• **Task instructions**
Give back a single number: the count of lines in the data that contain the string "tasarımı".

START Extracted material

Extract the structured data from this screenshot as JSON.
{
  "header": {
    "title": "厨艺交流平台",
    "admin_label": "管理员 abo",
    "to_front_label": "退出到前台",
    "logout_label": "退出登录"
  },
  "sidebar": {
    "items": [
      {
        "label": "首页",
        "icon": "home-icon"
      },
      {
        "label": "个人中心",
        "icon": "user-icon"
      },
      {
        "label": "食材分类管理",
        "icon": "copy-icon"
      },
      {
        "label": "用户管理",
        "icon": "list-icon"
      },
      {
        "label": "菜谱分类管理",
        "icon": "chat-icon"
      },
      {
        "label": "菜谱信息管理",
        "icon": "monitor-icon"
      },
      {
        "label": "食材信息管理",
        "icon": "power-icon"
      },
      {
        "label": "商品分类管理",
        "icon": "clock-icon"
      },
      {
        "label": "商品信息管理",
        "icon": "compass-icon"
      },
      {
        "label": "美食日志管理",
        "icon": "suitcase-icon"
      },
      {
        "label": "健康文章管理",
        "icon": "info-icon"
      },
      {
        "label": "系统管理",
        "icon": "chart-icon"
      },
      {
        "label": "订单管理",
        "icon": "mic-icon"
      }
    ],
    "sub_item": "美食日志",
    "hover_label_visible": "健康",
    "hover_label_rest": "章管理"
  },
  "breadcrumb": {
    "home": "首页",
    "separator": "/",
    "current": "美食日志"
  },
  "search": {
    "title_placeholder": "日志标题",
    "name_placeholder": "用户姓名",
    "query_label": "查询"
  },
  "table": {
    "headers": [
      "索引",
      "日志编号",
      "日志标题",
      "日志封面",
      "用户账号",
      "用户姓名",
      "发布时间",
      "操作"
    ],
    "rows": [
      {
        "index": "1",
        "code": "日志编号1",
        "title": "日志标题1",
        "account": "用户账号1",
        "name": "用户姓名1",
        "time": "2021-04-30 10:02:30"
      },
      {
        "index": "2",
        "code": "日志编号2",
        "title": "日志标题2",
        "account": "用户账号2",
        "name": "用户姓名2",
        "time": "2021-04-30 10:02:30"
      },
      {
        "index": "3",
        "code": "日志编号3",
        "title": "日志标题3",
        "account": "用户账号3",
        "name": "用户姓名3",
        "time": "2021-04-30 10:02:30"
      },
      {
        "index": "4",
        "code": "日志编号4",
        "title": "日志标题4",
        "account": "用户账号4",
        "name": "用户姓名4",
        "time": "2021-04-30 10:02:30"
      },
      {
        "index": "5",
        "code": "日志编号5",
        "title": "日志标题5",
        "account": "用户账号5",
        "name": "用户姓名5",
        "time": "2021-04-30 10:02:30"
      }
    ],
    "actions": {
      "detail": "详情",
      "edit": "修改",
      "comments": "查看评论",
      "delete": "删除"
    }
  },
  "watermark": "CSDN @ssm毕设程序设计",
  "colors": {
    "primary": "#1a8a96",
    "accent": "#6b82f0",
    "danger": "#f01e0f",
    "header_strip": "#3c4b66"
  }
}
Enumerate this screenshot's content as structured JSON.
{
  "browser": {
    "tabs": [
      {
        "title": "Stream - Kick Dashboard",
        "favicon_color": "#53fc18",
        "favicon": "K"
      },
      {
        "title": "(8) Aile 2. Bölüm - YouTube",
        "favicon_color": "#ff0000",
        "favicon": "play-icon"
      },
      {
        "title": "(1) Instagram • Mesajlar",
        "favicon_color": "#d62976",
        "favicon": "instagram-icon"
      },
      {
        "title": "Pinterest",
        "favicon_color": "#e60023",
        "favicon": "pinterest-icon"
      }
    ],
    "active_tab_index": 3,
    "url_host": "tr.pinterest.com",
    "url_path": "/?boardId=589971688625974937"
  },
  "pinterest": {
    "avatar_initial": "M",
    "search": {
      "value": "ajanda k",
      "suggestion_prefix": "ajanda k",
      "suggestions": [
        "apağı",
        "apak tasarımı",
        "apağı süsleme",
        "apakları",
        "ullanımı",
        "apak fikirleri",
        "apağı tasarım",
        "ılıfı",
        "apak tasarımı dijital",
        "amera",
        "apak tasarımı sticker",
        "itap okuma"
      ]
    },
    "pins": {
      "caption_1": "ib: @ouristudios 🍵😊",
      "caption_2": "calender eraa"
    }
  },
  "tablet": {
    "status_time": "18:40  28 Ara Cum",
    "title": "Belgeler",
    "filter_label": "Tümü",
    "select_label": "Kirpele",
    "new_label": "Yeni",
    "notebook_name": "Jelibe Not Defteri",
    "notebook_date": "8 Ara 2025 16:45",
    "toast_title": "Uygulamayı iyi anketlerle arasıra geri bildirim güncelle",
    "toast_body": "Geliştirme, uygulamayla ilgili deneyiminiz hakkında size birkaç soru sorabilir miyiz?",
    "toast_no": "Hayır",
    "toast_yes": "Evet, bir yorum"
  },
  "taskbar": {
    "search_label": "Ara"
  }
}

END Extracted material

• **Answer area**
3